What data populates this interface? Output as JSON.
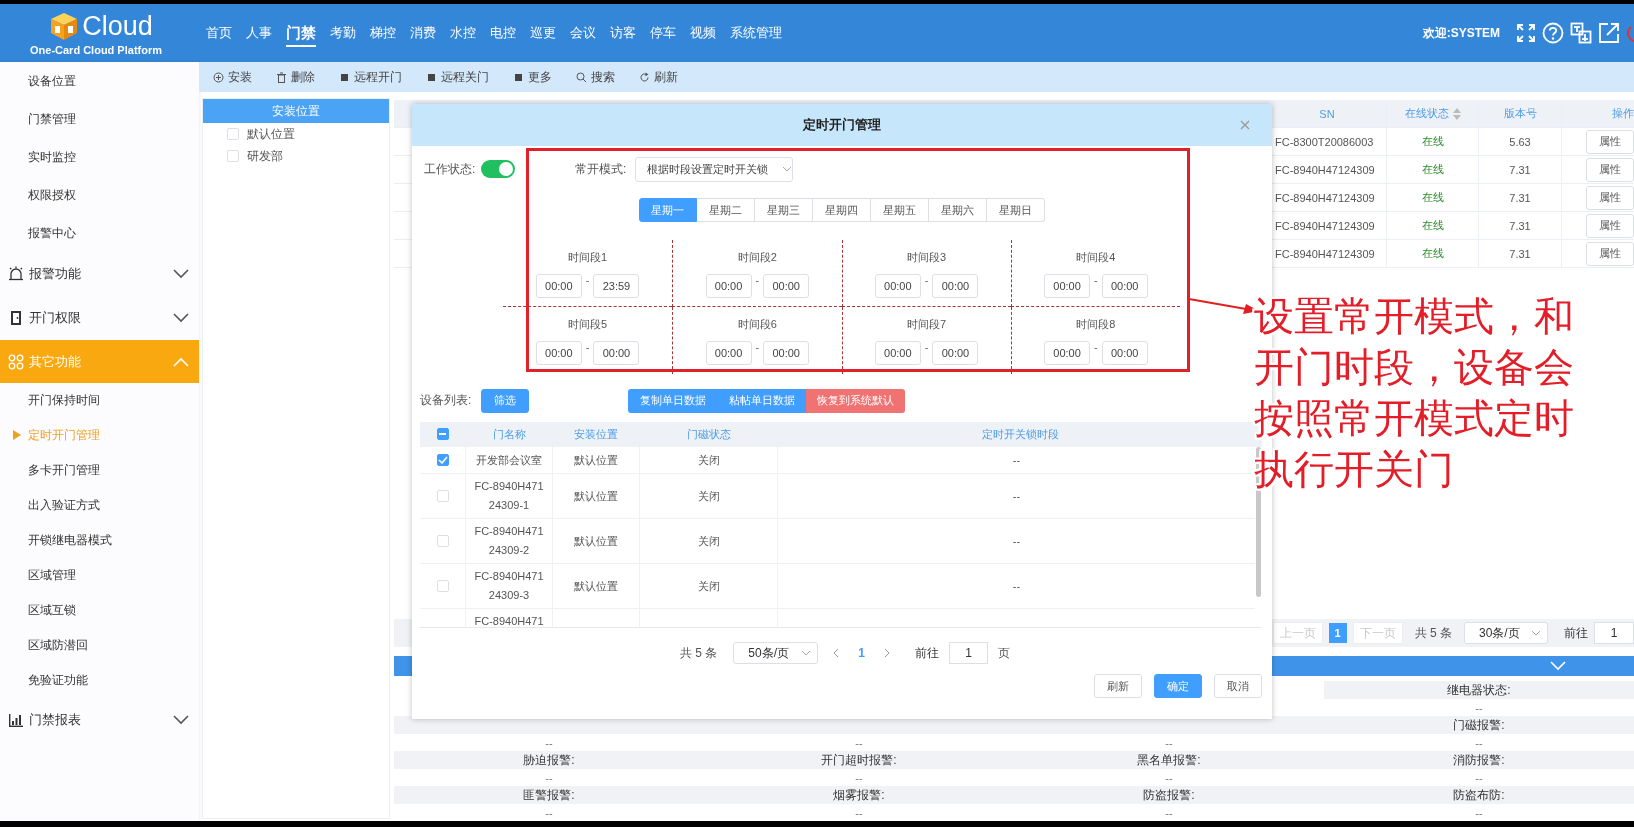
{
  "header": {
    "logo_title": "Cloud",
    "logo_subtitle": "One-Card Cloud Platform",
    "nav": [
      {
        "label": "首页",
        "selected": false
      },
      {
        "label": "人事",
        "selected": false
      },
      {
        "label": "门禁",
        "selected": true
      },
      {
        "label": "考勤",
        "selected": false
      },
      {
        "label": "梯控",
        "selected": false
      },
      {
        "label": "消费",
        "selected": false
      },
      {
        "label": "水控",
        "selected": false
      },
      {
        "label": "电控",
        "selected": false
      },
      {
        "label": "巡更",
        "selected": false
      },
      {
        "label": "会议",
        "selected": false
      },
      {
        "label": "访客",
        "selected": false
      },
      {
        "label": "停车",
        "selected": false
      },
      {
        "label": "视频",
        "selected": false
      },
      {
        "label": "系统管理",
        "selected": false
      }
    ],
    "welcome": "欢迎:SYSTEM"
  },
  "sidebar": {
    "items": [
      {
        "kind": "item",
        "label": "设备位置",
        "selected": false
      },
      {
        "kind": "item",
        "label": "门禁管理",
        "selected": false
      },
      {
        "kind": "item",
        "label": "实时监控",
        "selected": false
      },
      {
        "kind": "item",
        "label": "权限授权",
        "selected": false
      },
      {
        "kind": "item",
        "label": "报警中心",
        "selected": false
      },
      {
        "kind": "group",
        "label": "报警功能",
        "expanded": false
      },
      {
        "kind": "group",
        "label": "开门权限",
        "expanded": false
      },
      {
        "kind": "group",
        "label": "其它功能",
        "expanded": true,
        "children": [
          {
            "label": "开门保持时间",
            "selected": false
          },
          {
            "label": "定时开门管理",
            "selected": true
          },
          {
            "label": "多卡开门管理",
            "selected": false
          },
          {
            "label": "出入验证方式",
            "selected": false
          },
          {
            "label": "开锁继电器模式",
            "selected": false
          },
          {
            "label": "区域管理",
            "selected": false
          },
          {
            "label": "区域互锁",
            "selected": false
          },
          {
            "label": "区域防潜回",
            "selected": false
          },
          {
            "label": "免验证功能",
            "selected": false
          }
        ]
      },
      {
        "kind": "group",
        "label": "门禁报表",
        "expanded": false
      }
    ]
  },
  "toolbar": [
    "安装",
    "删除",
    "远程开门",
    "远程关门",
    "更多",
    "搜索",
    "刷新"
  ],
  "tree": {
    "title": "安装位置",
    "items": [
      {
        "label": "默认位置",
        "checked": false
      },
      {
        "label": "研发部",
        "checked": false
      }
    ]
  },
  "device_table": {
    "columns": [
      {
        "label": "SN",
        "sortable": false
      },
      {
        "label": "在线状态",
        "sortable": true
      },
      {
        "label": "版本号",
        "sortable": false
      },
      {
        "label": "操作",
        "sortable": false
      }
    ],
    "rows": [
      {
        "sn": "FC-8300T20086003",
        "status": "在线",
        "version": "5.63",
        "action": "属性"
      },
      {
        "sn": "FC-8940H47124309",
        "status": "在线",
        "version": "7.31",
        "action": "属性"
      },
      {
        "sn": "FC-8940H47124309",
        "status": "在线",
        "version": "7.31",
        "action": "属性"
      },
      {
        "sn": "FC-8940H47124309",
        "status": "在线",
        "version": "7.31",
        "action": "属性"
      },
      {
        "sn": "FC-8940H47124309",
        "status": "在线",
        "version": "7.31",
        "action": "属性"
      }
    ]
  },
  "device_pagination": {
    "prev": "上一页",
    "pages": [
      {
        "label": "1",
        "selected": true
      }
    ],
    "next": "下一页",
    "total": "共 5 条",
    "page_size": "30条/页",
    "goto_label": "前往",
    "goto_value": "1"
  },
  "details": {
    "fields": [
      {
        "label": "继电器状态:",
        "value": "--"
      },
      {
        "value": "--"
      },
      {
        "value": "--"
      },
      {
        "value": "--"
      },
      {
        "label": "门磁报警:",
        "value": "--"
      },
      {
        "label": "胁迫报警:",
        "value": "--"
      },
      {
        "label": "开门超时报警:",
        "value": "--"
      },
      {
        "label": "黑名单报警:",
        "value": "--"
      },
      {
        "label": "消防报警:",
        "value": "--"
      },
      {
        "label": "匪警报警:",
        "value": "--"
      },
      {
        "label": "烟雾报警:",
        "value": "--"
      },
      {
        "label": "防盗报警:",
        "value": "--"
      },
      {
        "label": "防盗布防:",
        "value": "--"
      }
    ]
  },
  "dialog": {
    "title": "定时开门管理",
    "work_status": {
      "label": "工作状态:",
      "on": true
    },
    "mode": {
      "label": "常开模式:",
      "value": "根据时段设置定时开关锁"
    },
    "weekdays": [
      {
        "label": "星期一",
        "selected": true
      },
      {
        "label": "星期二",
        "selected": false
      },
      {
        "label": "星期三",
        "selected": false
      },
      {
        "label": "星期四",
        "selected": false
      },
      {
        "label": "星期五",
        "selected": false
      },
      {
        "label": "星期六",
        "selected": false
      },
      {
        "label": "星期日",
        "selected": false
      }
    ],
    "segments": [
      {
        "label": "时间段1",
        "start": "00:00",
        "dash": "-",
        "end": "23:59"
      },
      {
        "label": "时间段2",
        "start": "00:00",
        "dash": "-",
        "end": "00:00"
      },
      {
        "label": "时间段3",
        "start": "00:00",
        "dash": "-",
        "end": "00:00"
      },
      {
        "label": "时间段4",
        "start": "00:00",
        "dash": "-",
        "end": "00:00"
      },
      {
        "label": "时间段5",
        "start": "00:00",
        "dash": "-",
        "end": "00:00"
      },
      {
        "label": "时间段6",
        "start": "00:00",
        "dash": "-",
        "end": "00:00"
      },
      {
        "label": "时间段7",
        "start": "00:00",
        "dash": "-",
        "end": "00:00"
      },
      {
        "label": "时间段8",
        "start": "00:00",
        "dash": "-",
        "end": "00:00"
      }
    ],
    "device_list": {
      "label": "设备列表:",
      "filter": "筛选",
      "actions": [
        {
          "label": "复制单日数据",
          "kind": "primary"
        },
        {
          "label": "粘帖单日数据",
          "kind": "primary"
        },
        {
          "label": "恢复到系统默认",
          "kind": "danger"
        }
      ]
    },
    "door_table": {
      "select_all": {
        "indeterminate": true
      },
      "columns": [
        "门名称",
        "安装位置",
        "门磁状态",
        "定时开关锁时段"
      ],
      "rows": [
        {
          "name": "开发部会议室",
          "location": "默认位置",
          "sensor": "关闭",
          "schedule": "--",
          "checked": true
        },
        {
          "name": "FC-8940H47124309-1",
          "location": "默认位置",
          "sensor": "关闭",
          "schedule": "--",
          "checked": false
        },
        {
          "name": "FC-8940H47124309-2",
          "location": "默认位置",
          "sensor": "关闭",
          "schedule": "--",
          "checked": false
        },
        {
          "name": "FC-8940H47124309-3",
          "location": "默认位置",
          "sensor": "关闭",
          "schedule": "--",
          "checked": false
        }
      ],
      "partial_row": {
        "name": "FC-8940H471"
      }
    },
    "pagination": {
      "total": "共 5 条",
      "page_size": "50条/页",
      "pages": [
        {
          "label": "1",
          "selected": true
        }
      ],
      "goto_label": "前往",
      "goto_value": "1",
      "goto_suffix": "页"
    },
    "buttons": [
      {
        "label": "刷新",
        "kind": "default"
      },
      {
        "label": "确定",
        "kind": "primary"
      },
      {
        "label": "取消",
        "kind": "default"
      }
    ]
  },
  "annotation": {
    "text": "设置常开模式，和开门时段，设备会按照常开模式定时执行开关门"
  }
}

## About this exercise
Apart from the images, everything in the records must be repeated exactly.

## Result of the task
What data populates this interface? Output as JSON.
{
  "header": {
    "logo_title": "Cloud",
    "logo_subtitle": "One-Card Cloud Platform",
    "nav": [
      {
        "label": "首页",
        "selected": false
      },
      {
        "label": "人事",
        "selected": false
      },
      {
        "label": "门禁",
        "selected": true
      },
      {
        "label": "考勤",
        "selected": false
      },
      {
        "label": "梯控",
        "selected": false
      },
      {
        "label": "消费",
        "selected": false
      },
      {
        "label": "水控",
        "selected": false
      },
      {
        "label": "电控",
        "selected": false
      },
      {
        "label": "巡更",
        "selected": false
      },
      {
        "label": "会议",
        "selected": false
      },
      {
        "label": "访客",
        "selected": false
      },
      {
        "label": "停车",
        "selected": false
      },
      {
        "label": "视频",
        "selected": false
      },
      {
        "label": "系统管理",
        "selected": false
      }
    ],
    "welcome": "欢迎:SYSTEM"
  },
  "sidebar": {
    "items": [
      {
        "kind": "item",
        "label": "设备位置",
        "selected": false
      },
      {
        "kind": "item",
        "label": "门禁管理",
        "selected": false
      },
      {
        "kind": "item",
        "label": "实时监控",
        "selected": false
      },
      {
        "kind": "item",
        "label": "权限授权",
        "selected": false
      },
      {
        "kind": "item",
        "label": "报警中心",
        "selected": false
      },
      {
        "kind": "group",
        "label": "报警功能",
        "expanded": false
      },
      {
        "kind": "group",
        "label": "开门权限",
        "expanded": false
      },
      {
        "kind": "group",
        "label": "其它功能",
        "expanded": true,
        "children": [
          {
            "label": "开门保持时间",
            "selected": false
          },
          {
            "label": "定时开门管理",
            "selected": true
          },
          {
            "label": "多卡开门管理",
            "selected": false
          },
          {
            "label": "出入验证方式",
            "selected": false
          },
          {
            "label": "开锁继电器模式",
            "selected": false
          },
          {
            "label": "区域管理",
            "selected": false
          },
          {
            "label": "区域互锁",
            "selected": false
          },
          {
            "label": "区域防潜回",
            "selected": false
          },
          {
            "label": "免验证功能",
            "selected": false
          }
        ]
      },
      {
        "kind": "group",
        "label": "门禁报表",
        "expanded": false
      }
    ]
  },
  "toolbar": [
    "安装",
    "删除",
    "远程开门",
    "远程关门",
    "更多",
    "搜索",
    "刷新"
  ],
  "tree": {
    "title": "安装位置",
    "items": [
      {
        "label": "默认位置",
        "checked": false
      },
      {
        "label": "研发部",
        "checked": false
      }
    ]
  },
  "device_table": {
    "columns": [
      {
        "label": "SN",
        "sortable": false
      },
      {
        "label": "在线状态",
        "sortable": true
      },
      {
        "label": "版本号",
        "sortable": false
      },
      {
        "label": "操作",
        "sortable": false
      }
    ],
    "rows": [
      {
        "sn": "FC-8300T20086003",
        "status": "在线",
        "version": "5.63",
        "action": "属性"
      },
      {
        "sn": "FC-8940H47124309",
        "status": "在线",
        "version": "7.31",
        "action": "属性"
      },
      {
        "sn": "FC-8940H47124309",
        "status": "在线",
        "version": "7.31",
        "action": "属性"
      },
      {
        "sn": "FC-8940H47124309",
        "status": "在线",
        "version": "7.31",
        "action": "属性"
      },
      {
        "sn": "FC-8940H47124309",
        "status": "在线",
        "version": "7.31",
        "action": "属性"
      }
    ]
  },
  "device_pagination": {
    "prev": "上一页",
    "pages": [
      {
        "label": "1",
        "selected": true
      }
    ],
    "next": "下一页",
    "total": "共 5 条",
    "page_size": "30条/页",
    "goto_label": "前往",
    "goto_value": "1"
  },
  "details": {
    "fields": [
      {
        "label": "继电器状态:",
        "value": "--"
      },
      {
        "value": "--"
      },
      {
        "value": "--"
      },
      {
        "value": "--"
      },
      {
        "label": "门磁报警:",
        "value": "--"
      },
      {
        "label": "胁迫报警:",
        "value": "--"
      },
      {
        "label": "开门超时报警:",
        "value": "--"
      },
      {
        "label": "黑名单报警:",
        "value": "--"
      },
      {
        "label": "消防报警:",
        "value": "--"
      },
      {
        "label": "匪警报警:",
        "value": "--"
      },
      {
        "label": "烟雾报警:",
        "value": "--"
      },
      {
        "label": "防盗报警:",
        "value": "--"
      },
      {
        "label": "防盗布防:",
        "value": "--"
      }
    ]
  },
  "dialog": {
    "title": "定时开门管理",
    "work_status": {
      "label": "工作状态:",
      "on": true
    },
    "mode": {
      "label": "常开模式:",
      "value": "根据时段设置定时开关锁"
    },
    "weekdays": [
      {
        "label": "星期一",
        "selected": true
      },
      {
        "label": "星期二",
        "selected": false
      },
      {
        "label": "星期三",
        "selected": false
      },
      {
        "label": "星期四",
        "selected": false
      },
      {
        "label": "星期五",
        "selected": false
      },
      {
        "label": "星期六",
        "selected": false
      },
      {
        "label": "星期日",
        "selected": false
      }
    ],
    "segments": [
      {
        "label": "时间段1",
        "start": "00:00",
        "dash": "-",
        "end": "23:59"
      },
      {
        "label": "时间段2",
        "start": "00:00",
        "dash": "-",
        "end": "00:00"
      },
      {
        "label": "时间段3",
        "start": "00:00",
        "dash": "-",
        "end": "00:00"
      },
      {
        "label": "时间段4",
        "start": "00:00",
        "dash": "-",
        "end": "00:00"
      },
      {
        "label": "时间段5",
        "start": "00:00",
        "dash": "-",
        "end": "00:00"
      },
      {
        "label": "时间段6",
        "start": "00:00",
        "dash": "-",
        "end": "00:00"
      },
      {
        "label": "时间段7",
        "start": "00:00",
        "dash": "-",
        "end": "00:00"
      },
      {
        "label": "时间段8",
        "start": "00:00",
        "dash": "-",
        "end": "00:00"
      }
    ],
    "device_list": {
      "label": "设备列表:",
      "filter": "筛选",
      "actions": [
        {
          "label": "复制单日数据",
          "kind": "primary"
        },
        {
          "label": "粘帖单日数据",
          "kind": "primary"
        },
        {
          "label": "恢复到系统默认",
          "kind": "danger"
        }
      ]
    },
    "door_table": {
      "select_all": {
        "indeterminate": true
      },
      "columns": [
        "门名称",
        "安装位置",
        "门磁状态",
        "定时开关锁时段"
      ],
      "rows": [
        {
          "name": "开发部会议室",
          "location": "默认位置",
          "sensor": "关闭",
          "schedule": "--",
          "checked": true
        },
        {
          "name": "FC-8940H47124309-1",
          "location": "默认位置",
          "sensor": "关闭",
          "schedule": "--",
          "checked": false
        },
        {
          "name": "FC-8940H47124309-2",
          "location": "默认位置",
          "sensor": "关闭",
          "schedule": "--",
          "checked": false
        },
        {
          "name": "FC-8940H47124309-3",
          "location": "默认位置",
          "sensor": "关闭",
          "schedule": "--",
          "checked": false
        }
      ],
      "partial_row": {
        "name": "FC-8940H471"
      }
    },
    "pagination": {
      "total": "共 5 条",
      "page_size": "50条/页",
      "pages": [
        {
          "label": "1",
          "selected": true
        }
      ],
      "goto_label": "前往",
      "goto_value": "1",
      "goto_suffix": "页"
    },
    "buttons": [
      {
        "label": "刷新",
        "kind": "default"
      },
      {
        "label": "确定",
        "kind": "primary"
      },
      {
        "label": "取消",
        "kind": "default"
      }
    ]
  },
  "annotation": {
    "text": "设置常开模式，和开门时段，设备会按照常开模式定时执行开关门"
  }
}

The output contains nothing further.